| Problem |
The word "Search" marks the lines you need; copy each of them from the data.

| Information shown |
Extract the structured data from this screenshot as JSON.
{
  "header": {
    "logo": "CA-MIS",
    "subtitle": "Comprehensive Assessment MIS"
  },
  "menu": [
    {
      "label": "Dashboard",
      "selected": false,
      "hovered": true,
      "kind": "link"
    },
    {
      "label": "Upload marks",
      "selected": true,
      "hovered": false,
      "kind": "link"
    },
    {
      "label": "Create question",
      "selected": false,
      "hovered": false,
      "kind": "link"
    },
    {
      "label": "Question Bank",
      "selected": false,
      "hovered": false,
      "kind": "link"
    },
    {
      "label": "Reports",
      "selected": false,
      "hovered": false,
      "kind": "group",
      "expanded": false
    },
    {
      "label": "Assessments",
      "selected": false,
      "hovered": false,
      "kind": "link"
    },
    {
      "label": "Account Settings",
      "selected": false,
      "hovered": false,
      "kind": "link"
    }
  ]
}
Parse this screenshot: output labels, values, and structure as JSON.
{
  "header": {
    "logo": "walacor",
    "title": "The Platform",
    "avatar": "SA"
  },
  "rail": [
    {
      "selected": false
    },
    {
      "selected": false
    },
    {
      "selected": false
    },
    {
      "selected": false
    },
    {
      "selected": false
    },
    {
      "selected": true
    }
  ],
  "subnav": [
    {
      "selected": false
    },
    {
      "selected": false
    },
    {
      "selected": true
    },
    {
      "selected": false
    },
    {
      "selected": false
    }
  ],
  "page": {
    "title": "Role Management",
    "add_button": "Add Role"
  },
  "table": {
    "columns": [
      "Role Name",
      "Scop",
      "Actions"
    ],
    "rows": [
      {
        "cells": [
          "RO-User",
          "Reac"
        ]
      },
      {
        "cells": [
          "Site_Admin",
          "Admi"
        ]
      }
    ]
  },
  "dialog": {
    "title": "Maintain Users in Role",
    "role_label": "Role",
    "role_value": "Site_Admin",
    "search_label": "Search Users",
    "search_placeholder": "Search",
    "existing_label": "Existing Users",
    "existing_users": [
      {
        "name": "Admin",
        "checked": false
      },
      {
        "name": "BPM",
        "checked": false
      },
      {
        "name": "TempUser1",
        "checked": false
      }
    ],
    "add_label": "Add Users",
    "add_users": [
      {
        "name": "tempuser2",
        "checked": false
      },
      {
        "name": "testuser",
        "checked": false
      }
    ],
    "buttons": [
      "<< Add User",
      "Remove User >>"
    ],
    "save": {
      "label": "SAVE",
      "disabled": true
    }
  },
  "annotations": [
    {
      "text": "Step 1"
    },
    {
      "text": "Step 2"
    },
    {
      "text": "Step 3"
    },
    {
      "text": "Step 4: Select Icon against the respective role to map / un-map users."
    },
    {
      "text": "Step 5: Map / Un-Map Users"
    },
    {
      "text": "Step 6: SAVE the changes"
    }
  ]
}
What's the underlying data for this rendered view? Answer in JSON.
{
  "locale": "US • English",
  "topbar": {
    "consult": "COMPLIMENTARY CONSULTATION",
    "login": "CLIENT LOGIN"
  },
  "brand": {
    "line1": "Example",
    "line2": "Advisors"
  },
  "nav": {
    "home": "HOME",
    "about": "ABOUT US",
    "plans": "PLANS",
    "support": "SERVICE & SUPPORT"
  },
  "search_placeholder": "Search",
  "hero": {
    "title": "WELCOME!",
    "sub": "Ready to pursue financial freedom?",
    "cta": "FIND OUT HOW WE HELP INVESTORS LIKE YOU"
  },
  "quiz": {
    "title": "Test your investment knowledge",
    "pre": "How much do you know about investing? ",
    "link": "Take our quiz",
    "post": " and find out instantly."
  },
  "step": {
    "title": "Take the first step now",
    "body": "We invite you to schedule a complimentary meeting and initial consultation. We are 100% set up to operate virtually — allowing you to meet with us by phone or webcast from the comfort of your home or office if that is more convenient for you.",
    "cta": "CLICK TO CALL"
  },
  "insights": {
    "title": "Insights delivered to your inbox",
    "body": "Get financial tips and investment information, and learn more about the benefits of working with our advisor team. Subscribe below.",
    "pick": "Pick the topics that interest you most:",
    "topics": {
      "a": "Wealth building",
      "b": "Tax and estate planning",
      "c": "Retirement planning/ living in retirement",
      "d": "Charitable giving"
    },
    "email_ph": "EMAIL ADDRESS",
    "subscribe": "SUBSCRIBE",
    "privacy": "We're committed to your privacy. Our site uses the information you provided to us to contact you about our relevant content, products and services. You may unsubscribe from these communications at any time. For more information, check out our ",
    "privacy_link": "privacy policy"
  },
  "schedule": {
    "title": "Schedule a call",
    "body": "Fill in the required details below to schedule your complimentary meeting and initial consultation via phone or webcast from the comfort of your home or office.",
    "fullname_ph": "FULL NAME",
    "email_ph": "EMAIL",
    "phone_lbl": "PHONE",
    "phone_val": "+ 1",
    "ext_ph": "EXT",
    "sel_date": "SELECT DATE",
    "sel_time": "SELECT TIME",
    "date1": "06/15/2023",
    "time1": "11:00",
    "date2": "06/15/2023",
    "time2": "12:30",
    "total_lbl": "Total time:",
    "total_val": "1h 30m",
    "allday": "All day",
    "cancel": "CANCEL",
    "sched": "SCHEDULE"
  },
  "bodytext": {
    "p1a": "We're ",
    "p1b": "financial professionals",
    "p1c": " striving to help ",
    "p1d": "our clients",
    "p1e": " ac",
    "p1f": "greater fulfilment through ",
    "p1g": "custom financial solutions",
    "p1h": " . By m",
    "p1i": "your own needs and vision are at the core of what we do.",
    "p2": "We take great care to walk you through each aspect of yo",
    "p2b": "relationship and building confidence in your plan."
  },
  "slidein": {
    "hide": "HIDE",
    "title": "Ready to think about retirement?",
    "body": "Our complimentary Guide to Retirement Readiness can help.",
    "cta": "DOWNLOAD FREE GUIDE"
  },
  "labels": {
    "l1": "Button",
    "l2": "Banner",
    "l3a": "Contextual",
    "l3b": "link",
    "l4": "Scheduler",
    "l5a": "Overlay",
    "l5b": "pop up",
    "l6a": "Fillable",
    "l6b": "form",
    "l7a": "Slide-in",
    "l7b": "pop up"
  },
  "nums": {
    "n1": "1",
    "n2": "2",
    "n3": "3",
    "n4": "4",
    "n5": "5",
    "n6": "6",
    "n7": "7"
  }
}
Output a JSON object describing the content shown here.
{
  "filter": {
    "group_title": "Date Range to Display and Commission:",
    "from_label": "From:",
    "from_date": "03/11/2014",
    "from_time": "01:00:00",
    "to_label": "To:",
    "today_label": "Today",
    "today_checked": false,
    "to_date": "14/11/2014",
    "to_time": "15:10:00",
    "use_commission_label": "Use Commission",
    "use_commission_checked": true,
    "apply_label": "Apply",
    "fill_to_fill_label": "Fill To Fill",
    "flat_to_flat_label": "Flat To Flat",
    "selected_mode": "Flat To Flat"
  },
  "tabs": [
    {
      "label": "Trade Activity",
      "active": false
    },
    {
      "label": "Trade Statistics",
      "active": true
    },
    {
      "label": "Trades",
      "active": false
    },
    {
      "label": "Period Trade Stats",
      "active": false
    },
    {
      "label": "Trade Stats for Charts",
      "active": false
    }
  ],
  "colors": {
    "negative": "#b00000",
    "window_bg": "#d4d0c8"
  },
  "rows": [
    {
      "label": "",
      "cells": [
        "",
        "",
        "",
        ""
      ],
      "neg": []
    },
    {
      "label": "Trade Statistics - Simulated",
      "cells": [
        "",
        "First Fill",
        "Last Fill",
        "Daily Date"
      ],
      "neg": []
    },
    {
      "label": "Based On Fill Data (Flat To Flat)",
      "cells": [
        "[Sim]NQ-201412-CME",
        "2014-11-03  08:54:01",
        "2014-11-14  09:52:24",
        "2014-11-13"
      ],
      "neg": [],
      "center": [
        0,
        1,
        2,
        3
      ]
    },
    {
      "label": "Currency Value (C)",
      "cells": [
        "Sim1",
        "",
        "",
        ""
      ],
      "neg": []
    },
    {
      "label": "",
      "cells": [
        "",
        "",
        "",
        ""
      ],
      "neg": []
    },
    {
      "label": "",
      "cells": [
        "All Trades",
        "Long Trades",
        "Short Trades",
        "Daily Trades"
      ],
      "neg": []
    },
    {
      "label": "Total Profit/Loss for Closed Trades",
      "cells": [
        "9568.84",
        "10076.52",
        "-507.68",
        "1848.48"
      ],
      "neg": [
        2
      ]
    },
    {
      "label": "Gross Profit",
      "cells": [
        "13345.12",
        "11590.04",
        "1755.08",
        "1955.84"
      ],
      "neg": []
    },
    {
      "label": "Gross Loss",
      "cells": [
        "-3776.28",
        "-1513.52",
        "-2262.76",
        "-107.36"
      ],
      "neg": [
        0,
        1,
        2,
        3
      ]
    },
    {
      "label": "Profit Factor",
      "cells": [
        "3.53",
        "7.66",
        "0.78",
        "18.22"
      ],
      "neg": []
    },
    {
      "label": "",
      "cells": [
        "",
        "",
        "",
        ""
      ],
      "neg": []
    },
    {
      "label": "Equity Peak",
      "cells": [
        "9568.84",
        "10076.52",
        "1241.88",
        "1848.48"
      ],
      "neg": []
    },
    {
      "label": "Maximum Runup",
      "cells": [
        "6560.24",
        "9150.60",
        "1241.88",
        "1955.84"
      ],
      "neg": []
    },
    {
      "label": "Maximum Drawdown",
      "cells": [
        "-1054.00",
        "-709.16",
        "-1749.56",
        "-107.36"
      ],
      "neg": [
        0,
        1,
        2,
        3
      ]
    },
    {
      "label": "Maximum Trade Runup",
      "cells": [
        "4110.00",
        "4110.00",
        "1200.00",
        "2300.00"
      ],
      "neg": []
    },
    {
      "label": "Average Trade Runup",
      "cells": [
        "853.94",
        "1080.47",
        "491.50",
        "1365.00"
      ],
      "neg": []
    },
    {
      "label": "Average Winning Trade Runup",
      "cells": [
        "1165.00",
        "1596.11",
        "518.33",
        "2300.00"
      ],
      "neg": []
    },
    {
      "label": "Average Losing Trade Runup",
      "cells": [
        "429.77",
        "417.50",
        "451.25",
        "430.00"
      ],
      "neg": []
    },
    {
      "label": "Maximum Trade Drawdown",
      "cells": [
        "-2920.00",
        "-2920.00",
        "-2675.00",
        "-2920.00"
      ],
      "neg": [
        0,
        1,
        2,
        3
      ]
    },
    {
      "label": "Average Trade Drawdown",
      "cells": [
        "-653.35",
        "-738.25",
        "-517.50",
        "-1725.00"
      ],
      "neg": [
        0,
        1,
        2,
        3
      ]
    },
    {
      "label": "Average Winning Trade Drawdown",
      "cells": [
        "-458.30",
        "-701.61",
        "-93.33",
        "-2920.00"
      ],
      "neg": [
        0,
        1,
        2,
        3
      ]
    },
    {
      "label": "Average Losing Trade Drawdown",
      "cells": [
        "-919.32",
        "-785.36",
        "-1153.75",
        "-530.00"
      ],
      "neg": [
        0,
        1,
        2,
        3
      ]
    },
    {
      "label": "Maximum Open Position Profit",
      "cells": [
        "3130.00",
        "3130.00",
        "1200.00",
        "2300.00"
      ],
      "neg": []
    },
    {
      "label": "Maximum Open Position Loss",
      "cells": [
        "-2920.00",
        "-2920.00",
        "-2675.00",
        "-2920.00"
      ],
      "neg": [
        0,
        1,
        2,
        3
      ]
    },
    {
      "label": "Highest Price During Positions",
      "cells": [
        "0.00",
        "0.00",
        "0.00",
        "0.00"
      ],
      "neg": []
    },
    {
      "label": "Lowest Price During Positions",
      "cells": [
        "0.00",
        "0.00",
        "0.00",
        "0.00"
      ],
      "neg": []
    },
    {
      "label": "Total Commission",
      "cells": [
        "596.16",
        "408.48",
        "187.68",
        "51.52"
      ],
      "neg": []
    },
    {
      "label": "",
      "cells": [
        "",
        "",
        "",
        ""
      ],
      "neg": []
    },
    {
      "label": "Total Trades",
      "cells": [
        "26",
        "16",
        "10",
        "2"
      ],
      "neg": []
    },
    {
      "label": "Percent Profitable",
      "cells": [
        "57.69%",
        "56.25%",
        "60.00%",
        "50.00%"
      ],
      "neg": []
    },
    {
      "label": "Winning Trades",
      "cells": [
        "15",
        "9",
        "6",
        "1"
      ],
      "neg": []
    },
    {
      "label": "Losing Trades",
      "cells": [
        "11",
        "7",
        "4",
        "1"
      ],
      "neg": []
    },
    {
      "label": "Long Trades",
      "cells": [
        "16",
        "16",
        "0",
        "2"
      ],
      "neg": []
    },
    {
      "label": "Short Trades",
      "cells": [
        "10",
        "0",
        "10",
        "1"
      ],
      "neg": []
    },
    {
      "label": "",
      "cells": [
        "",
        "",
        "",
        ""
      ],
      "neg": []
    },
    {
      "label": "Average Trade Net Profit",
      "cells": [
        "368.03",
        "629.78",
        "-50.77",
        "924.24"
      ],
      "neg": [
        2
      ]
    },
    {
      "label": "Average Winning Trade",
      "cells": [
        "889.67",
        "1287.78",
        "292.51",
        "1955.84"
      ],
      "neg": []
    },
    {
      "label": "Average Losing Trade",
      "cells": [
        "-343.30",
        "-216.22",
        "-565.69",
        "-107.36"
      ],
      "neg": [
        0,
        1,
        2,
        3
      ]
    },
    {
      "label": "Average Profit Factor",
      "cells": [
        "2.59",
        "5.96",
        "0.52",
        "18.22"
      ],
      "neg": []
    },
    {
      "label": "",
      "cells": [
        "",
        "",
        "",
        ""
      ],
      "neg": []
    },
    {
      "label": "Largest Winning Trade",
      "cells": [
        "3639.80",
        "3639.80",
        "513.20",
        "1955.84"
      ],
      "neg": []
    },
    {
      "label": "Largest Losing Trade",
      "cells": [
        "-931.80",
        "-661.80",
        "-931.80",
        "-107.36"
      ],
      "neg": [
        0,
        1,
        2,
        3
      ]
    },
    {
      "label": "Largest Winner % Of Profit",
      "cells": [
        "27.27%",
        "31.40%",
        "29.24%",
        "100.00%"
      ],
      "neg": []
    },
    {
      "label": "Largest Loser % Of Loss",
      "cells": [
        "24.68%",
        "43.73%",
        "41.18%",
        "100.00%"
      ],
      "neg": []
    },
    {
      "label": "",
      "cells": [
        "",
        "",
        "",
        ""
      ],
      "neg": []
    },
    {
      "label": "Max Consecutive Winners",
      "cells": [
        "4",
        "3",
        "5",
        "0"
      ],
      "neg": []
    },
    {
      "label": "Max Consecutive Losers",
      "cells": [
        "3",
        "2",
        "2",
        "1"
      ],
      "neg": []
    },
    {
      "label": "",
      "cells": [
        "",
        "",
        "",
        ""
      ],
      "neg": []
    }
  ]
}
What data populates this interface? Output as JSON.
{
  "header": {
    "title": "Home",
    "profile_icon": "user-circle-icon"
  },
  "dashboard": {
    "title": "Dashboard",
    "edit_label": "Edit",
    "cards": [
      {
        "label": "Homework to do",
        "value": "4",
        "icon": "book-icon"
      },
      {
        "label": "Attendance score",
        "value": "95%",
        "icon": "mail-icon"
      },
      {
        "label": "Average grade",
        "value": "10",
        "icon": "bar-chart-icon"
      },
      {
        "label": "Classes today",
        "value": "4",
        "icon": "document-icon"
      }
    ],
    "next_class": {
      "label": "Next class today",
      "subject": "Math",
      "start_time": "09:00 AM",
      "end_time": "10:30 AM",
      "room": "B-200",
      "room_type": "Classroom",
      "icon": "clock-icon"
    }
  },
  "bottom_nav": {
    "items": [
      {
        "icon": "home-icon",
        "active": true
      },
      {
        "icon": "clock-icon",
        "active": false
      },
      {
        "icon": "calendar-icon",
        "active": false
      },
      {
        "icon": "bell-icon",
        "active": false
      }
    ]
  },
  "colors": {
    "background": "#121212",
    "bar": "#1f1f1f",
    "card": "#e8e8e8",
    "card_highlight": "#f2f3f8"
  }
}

| Final answer |
    "search_label": "Search Users",
    "search_placeholder": "Search",
  "search_placeholder": "Search",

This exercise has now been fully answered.